  • http://www.patheos.com/blog/daylightatheism/ Ebonmuse

    Just in case anyone doesn’t yet have a sense of how prominent Haggard was among evangelicals, check out this picture.

  • Jeff T.

    One lesson that I take away from this is to understand that our actions are always subject to being revealed to the public. I have no problem with this man’s sexual encounters and I can understand his probable dependence on drugs—I understand it, but disagree with it. What I find very sad, is the betrayal that he committed to his family.

    The religious people will still claim that ‘satan’ did it. They will still be sheep waiting to be led by the next charismatic religious leader. And—they will still give their money to them.

    As an atheist, I admit I make mistakes. I just hope to live a life of morality and not lie or be deceitful.

  • Joe Hardwick

    “It’s religious hypocrisy with a political rocket booster,” said Kuo, who thinks politics is corrupting Christianity. “It’s tragedy enough if a pastor falls, but this is not about a pastor falling. This is about a politician falling, and the politician is bringing down Jesus with him.”

    Someone tell me I am not the only one frightened by people who think this way. Please!

  • LRF

    Kent Hovind is not a politician. He’s an upright Christian that is willing to take a stand against the evils of this world. (Something more than many of us would do) He’s not bringing Jesus down with him. He’s lifting Christ up the whole way. I’m sure that you aren’t the only frightened person by people that think the way Dr. Hovind does, and it’s a pity.

  • rock40

    valhar2000: you are an ignorant fool.
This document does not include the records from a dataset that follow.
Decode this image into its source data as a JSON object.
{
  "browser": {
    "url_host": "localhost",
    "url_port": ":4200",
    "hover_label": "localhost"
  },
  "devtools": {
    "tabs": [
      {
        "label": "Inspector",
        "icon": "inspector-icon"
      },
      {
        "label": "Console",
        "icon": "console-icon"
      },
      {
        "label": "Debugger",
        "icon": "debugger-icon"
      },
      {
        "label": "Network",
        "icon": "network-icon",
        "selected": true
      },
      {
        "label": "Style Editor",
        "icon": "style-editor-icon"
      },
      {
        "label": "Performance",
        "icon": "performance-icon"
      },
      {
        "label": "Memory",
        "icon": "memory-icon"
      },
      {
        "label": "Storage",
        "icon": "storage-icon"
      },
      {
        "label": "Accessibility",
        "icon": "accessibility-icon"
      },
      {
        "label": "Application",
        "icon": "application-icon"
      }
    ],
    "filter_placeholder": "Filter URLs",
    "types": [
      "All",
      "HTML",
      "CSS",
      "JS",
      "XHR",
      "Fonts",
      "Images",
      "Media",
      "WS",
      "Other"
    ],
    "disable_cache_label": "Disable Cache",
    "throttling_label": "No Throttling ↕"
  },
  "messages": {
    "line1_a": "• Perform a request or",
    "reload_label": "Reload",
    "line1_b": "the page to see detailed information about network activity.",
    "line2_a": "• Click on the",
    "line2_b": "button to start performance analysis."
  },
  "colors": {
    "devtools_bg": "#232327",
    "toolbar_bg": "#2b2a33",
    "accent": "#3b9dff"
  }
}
Hovind has never attacked science. He attacks the fake science that you ill-minded beings are brainwashed into believing as truth. You think this man should spend over a decade in prison but probably have no problem with the free-roaming pedophile’s in vermont.

  • Alex Weaver

    Rock40: And your evidence that evolution is “fake science” would be…? Honestly. Do people like yourself even *think* about these comments, or do you just repeat whatever the nice-nice people on TV and in the pulpit with the winning smiles and the obvious ulterior motives tell them?

    As for “free-roaming pedophiles”…um, what? Unless you’re doing something laughable like conflating homosexuality with pedophilia I’m not sure what the hell you’re babbling about. Perhaps you could clarify? I could use a laugh.

  • Polly

    “…free-roaming pedophile’s in vermont.”
    As opposed to the fenced-in pedophiles that are given jobs as priests? Is that your solution to the “free-roaming” of pedophiles?

    Augmenting Alex’s comment (just in case there IS confusion) homosexuality is about as closely related to pedophilia as heterosexuality is related to the molesting of little girls by grown men. Just because someone is attracted to the same gender doesn’t mean they’re attracted to children. Even as a fundy, I knew that.

    And just what is “brainwashing” in your opinion anyway?
    Reading up on all the facts surrounding the debate and then coming to a thoughtful conclusion even if it means risking rejection from your family and community?
    Or,
    blindly believing, because of tradition, the non-evidenciary “explanations” of the universe produced by an ancient tribal culture because they’re written in a book that also happens to be filled with horrendous god-sanctioned carnage?

  • Alex Weaver

    Polly: You forgot divinely approved mass child rape. What was that about endorsing pedophilia again, Rock40?

    (Incidentally, when did the board software stop parsing anchor references in links properly?)

  • Polly

    Alex: *forehead slap* I forgot about that. Good point! Talk about your wandering pederasts.

  • http://nesoo.wordpress.com/ Nes

    (Incidentally, when did the board software stop parsing anchor references in links properly?)

    Yeah, I keep forgetting to mail Ebon about this. I can click on the name of a recent commenter and get taken to their comment, but the number of comments or [...] links don’t work (the URL that ends with “#comments”).

  • http://www.patheos.com/blog/daylightatheism/ Ebonmuse

    The problem with the missing anchor references should be fixed now.

  • http://nesoo.wordpress.com/ Nes

    Indeed it is sir, thanks.